Top legal tips on deposits for ‘blank canvas’ style field hire venue providers

Field hire  or ‘structure only’ options for wedding venue hire should offer the perfect solution to the couple who really want to stamp their own mark on their ceremony, so what do you as the space owner and occupier need to make sure you cover in your T and Cs on deposits …?

Apart from the usual clauses regarding deposits and cancellation ( you can see some top tips on this in previous blogs) to comply with your customers consumer rights you may need to have some sort of 14 day cancellation period (sometimes called a cooling off period) from the point of the couple agreeing to contract to have the venue, which allows the couple to withdraw without penalty within that time frame. Sometimes venues ask for the deposit to confirming the booking to be made within 14 days of signing the T and Cs, some will take payment on booking and allow a clear cancellation period which states if you cancel within the 14 days the contract is concluded and the couple receive their money back. Either way such a clause is recommended – without it, the periods in which a couple may be entitled to cancel without penalty and have the right to demand back their deposit may be significantly increased. Here’s a good summary of the rules for some bedtime reading. The rules will be different if your couple came to the venue and signed up, rather than concluded a booking online. Be warned and take advice if in doubt.

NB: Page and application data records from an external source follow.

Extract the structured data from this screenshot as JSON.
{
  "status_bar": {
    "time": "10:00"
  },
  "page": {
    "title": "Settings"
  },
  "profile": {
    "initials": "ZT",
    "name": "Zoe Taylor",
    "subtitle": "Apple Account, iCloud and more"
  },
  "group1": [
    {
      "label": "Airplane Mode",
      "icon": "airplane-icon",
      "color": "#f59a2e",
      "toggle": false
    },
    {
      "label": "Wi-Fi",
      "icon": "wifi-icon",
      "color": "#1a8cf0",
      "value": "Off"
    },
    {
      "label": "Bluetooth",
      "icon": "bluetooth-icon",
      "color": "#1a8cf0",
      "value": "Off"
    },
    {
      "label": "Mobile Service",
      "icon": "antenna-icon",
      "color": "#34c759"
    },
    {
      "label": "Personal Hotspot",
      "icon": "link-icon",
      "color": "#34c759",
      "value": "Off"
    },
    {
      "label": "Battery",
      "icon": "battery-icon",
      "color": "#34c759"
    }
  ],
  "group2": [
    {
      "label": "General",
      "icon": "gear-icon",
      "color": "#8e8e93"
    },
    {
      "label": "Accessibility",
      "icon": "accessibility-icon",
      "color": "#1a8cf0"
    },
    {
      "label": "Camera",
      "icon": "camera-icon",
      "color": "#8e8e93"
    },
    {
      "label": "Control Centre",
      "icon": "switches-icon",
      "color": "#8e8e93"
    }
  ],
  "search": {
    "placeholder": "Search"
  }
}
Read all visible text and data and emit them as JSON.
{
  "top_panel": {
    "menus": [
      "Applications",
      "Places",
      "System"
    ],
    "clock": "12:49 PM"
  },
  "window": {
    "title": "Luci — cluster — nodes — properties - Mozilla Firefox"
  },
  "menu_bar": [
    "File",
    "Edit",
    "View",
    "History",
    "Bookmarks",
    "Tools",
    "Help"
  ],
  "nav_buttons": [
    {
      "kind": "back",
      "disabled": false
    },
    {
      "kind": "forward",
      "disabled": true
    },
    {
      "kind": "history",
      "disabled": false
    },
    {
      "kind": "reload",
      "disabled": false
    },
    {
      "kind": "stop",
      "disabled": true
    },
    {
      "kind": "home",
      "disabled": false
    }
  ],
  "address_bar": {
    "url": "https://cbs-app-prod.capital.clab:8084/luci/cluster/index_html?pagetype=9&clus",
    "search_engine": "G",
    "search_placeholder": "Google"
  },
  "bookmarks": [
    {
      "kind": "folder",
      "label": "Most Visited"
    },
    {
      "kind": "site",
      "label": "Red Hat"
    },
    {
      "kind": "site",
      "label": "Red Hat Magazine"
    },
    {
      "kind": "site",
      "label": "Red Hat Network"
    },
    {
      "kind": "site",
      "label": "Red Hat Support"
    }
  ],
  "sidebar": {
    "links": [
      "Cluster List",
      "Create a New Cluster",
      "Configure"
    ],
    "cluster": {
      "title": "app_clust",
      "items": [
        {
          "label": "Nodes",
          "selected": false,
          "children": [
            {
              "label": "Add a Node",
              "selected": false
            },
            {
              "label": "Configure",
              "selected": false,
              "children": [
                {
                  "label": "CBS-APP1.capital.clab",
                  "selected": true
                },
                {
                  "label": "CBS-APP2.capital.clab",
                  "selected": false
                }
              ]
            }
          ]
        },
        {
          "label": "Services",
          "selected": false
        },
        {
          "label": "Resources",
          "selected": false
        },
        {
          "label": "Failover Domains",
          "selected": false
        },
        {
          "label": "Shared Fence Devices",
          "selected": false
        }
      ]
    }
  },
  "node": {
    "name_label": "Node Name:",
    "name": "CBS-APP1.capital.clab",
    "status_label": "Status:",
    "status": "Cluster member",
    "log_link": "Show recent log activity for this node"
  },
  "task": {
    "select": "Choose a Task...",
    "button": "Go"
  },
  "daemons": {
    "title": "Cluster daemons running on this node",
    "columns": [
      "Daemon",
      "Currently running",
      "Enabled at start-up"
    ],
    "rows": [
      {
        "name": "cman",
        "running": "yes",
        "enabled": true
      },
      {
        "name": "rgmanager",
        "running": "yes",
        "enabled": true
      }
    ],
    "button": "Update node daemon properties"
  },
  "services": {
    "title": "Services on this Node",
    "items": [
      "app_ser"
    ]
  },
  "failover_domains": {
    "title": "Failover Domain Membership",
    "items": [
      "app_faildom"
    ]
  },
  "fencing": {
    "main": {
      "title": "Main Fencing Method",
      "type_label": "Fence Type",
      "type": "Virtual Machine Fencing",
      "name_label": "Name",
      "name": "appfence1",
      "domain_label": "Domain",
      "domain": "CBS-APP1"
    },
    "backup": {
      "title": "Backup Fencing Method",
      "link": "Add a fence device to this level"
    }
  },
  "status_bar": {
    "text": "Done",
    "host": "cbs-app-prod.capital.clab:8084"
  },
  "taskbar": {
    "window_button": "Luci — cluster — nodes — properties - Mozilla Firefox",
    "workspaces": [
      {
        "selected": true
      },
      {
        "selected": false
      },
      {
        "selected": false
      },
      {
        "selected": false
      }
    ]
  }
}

If you have a customer who challenges the amount of the deposit or the amount you intend to keep if they cancel – make sure your T and C’s have stated why the deposit has been taken – to secure the date exclusively, and to allow you to prep the start of planning and work for the event. Put that explicitly into your Terms. If you don’t have it – we have a lovely new template that helps with this.

Have you additionally included a damages deposit – ideally paid later and closer to the event. It helps massively if this money is accounted separately – not invoiced as income, and held in a separate bank account, unless or until you seek to claim some or all of it. From this account, you can then deduct the costs of breakages or damage – and even the costs of litter and rubbish removal – IF you have spelt this out clearly in your contract (….like our templates do?…….editor)

For help, come and chat to us? Or grab one of our templates and be assured you have covered these issues off in your client contracts.